THE wintry weather continued to grip Ryedale as schools closed and a number of accidents were reported across the area.

About 10 schools shut on Monday with the majority re-opening yesterday.

County council highway teams worked round the clock to keep main roads open, however routes including the A619 between Pickering and Whitby and the A171 at Fylingdales were closed due to drifting snow.

Police reported 19 collisions across the county on Monday, the vast majority causing vehicle damage.

The first occurred at about 8.45am on the A64 near Malton, when a Peugeot travelling eastbound left the road and ended up in a ditch before hitting a road sign. The driver did not need any treatment.

There was a collision involving an articulated lorry which left the B1248 at Wharram, near Malton, at about 9.35am. The driver suffered a back injury and was treated at the scene by paramedics.

On Friday, a motorcyclist managed to phone for help after his bike left the A64 near Sherburn and came to rest on his right leg, trapping him under the machine.

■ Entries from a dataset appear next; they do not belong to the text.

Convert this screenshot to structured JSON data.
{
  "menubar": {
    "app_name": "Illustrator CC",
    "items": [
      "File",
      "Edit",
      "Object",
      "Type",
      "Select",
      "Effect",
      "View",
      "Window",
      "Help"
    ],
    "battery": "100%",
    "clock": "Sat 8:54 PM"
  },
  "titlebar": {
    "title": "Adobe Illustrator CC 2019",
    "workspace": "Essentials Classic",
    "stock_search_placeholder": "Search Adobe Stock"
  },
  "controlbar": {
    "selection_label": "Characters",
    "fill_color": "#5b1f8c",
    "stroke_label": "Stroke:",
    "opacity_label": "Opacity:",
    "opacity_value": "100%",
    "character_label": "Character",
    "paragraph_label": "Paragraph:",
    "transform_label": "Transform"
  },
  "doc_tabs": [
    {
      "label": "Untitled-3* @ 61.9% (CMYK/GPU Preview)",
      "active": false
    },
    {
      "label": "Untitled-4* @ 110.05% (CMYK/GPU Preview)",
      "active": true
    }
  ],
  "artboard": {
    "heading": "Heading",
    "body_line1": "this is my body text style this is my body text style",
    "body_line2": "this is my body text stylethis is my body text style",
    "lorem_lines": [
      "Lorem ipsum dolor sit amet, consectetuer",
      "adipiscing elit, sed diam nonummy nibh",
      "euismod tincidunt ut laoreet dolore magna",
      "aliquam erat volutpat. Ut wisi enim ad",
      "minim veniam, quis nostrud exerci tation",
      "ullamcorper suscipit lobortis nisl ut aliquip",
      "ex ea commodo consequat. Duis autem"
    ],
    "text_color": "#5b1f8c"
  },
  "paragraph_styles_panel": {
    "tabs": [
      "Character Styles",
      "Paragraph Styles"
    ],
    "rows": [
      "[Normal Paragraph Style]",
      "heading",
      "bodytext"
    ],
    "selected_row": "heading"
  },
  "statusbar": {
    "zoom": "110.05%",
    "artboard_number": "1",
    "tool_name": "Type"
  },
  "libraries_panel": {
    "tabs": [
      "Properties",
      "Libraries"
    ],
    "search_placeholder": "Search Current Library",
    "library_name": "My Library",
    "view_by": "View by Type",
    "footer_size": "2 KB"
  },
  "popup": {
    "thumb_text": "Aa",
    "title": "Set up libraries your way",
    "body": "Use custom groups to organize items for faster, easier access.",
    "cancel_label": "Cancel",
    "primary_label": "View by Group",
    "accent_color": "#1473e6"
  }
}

He was taken to Scarborough Hospital with severe bruising.

Inspector Mick Barron, of North Yorkshire Police roads policing group, said: “With the adverse weather set to continue for the next few days, I would like to remind drivers to keep up-to-date with the latest traffic and travel information and, if conditions are severe, to travel only if the journey is essential.”

Public toilets across the area were closed after a pipe burst at Lakeside, Thornton-le-Dale.

Becky Bennett, Ryedale District Council’s Streetscene manager said the decision was made to avoid damage being caused to other toilets during the current freeze, but they would re-open as soon as the weather conditions improved.

She added that households had not received their normal waste collection service because of the extreme weather.

“Residents are advised to take their waste and recycling items from the kerbside and we will collect them as part of the next scheduled collection.

“We apologise for any inconvenience. However it is essential to manage the risk associated with the health and safety of our staff, the public and potential hazards associated with the large refuse vehicles at times of such weather in rural areas.”